402), "bridebed, childbed, bed of death, ghostcandled.
Several versions mention the provision of a 'caudle', which the Oxford English Dictionary describes as a warm drink consisting of thin gruel, mixed with wine or ale, sweetened and spiced, and given especially to women in childbed.
14) At the moment of her mother's death, Sophie becomes exceedingly important to her father: "His [Colonel Sternheim's] wife had presented him with a daughter, who grew up very prettily and--as Sternheim had the misfortune of losing her mother in childbed together with a newborn son--she was from her ninth year her father's consolation and his sole joy on earth" (70).
Ignaz Semmelweis, a 19th-century Hungarian obstetrician, discovered empirically that by washing his hands between patients, he could sharply cut the number of deaths from childbed fever (Wikipedia 2012).
During childbirth, my grandmother contracted puerperal, or childbed, fever, which almost killed her.
On the nature, signs, and treatment of childbed fever, in a series of letters addressed to the students of his class.
Finally, in the Old French romance Aucassin and Nicolette, a foolish and ineffectual king exchanges places with his equally foolish wife, sending her to the battlefield, while he himself writhes in pain in childbed.
In Aldhelm's riddle, despite the use of the term "puerpera" (8, "a woman in labor or in childbed, a lying-in woman"), the sexual connotations are clearly enhanced by the choice of expressions such as "gremium pandens" (8), alluding to the girl's deliberate visual display of her physical charms.

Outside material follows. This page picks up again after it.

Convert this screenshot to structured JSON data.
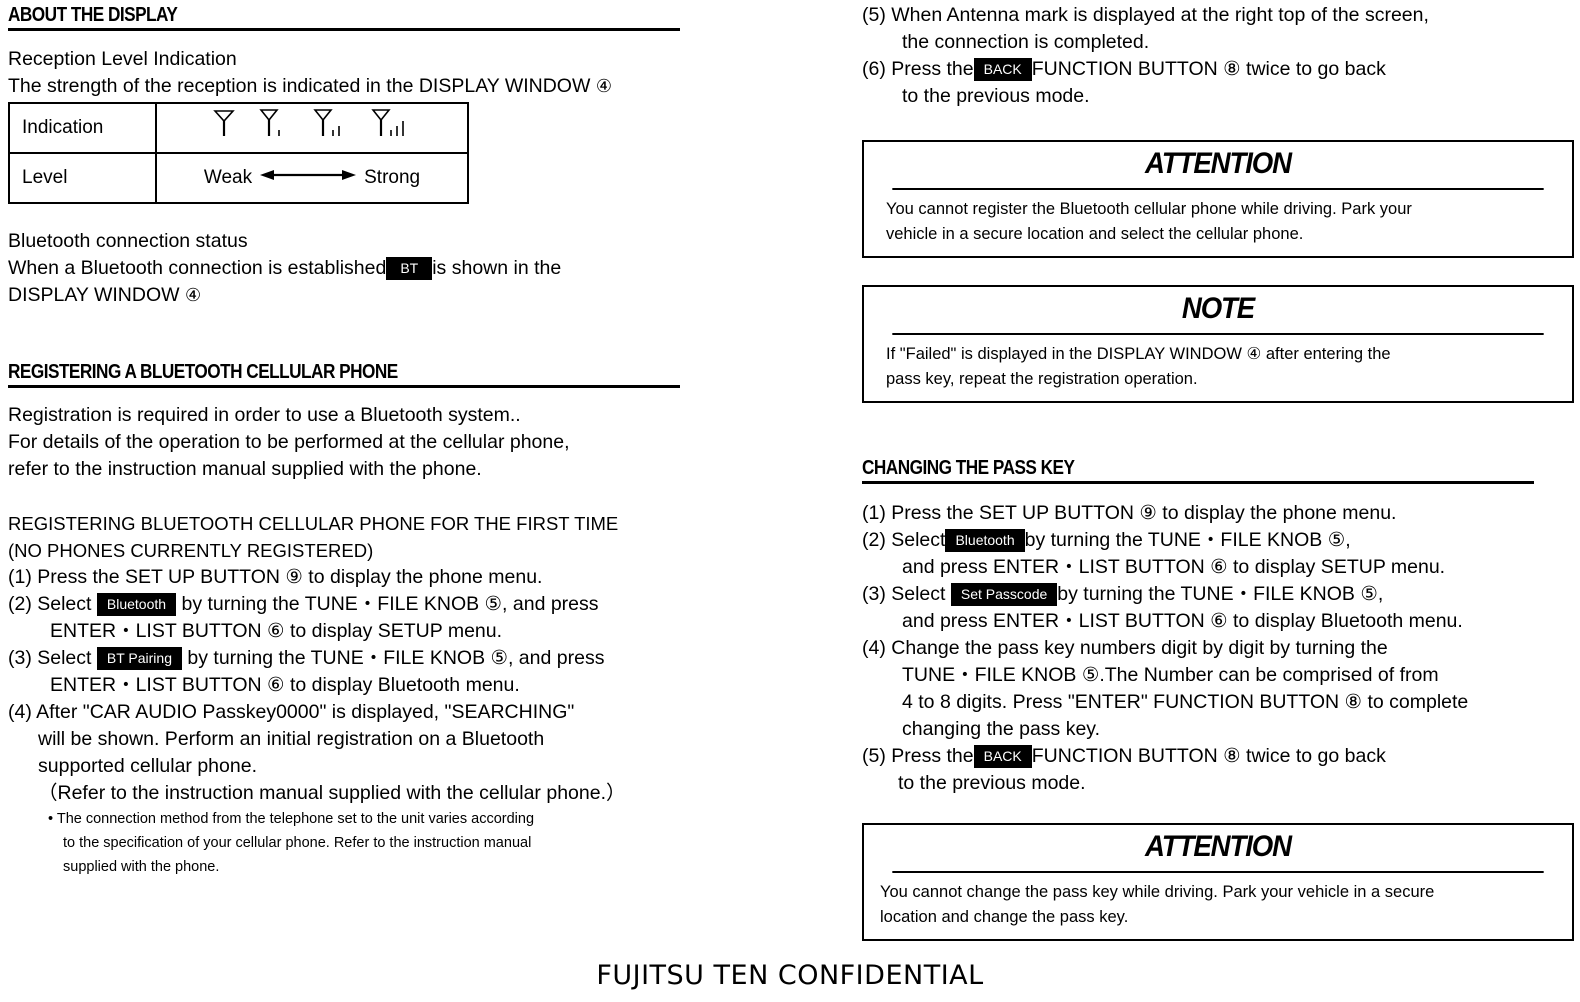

the term gyermekagysegely (gyermekagy = childbed, segely = benefit) (1891) is changed to gyermekagyi segely (confinement benefit) (1907) by analogy with the qualificative two-word terms meaning other benefits.
One of the doctors profiled in Doctors serves as the jumping-off point for The Doctors' Plague: Germs, Childbed Fever, and the Strange Story of Ignac Semmelweis (2003).
141) As Clasen recounts, "when an ordinary sister found herself with child, she would receive only seven and a half quarts of wine during the six weeks of childbed.
After all, Ignaz Semmelweis' suggestion in 1847 that hand washing could dramatically reduce deaths from childbed fever was also seen as hooey by the medical establishment.